For most of us men, women and their spending habits is a subject safer to steer away from. But, I read this interesting blog Does your brand appeal to independent women earlier this week and was reminded about statistics on the buying power of women.
According to blogger and brand strategist, Jamie Dunham, women are indicated to be responsible for 85% of consumer purchases in the US. “They spend on cars ($22 billion which is five times more than independent men), entertainment ($20 billion), and food ($50 billion).”
About a third of all adult women belongs to a group that have more disposable income than any other segment of women, that spend more than $1 trillion a year, and own a fifth of all houses. They are over 27, not married, not living with a partner, and without children. They are called Indies. (It also reminds me of the FAB’s in the UK – Female and Buying)
It goes without saying that Indies should be a very important focus for most marketers.
Many Indies belong to the Millennial generation which we have already in previous blogs identified as a very important target market. “According to The Curve Report, a consumer trends study from NBCUniversal, Indies are more likely to set trends, connect people, like brands online, try new fashion, and post ratings and reviews. They are the heaviest users of social media, FaceTime, and smartphones.”
The wine industry should definitely take notice.
More than the Indies however, women in general is a very important target market. Locally purchases by women account for 70% of all supermarket wine sales and this is not unique to South Africa. Earlier this year Vino-venue.com discussed the subject of drinking habits of men vs women in America and concluded with: “Women choose and purchase more wine than men, often choosing wine over other beverages such as beer and spirits.”
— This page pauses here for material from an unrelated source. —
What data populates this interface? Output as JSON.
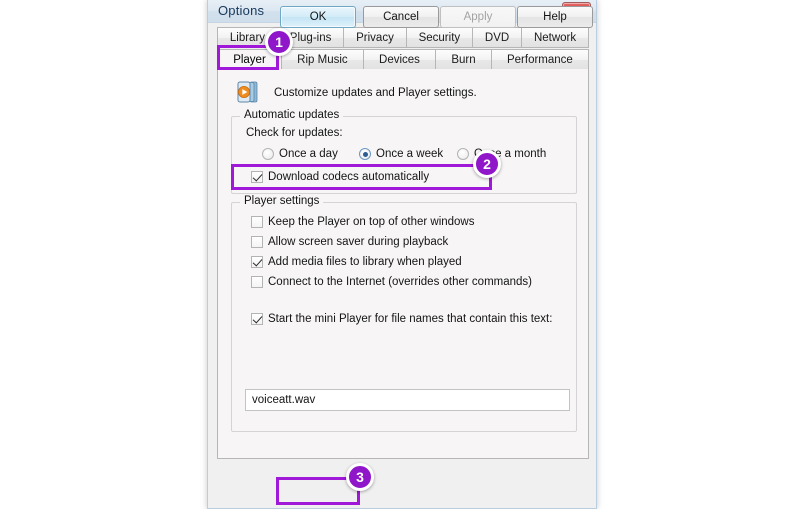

While gender roles are being redefined all the time, many women are still responsible for grocery shopping and it makes sense for them to use the convenience and friendliness of a supermarket environment to also take care of the wine purchases. But keeping your marketing efforts towards women focused on those buying groceries, will be a serious mistake!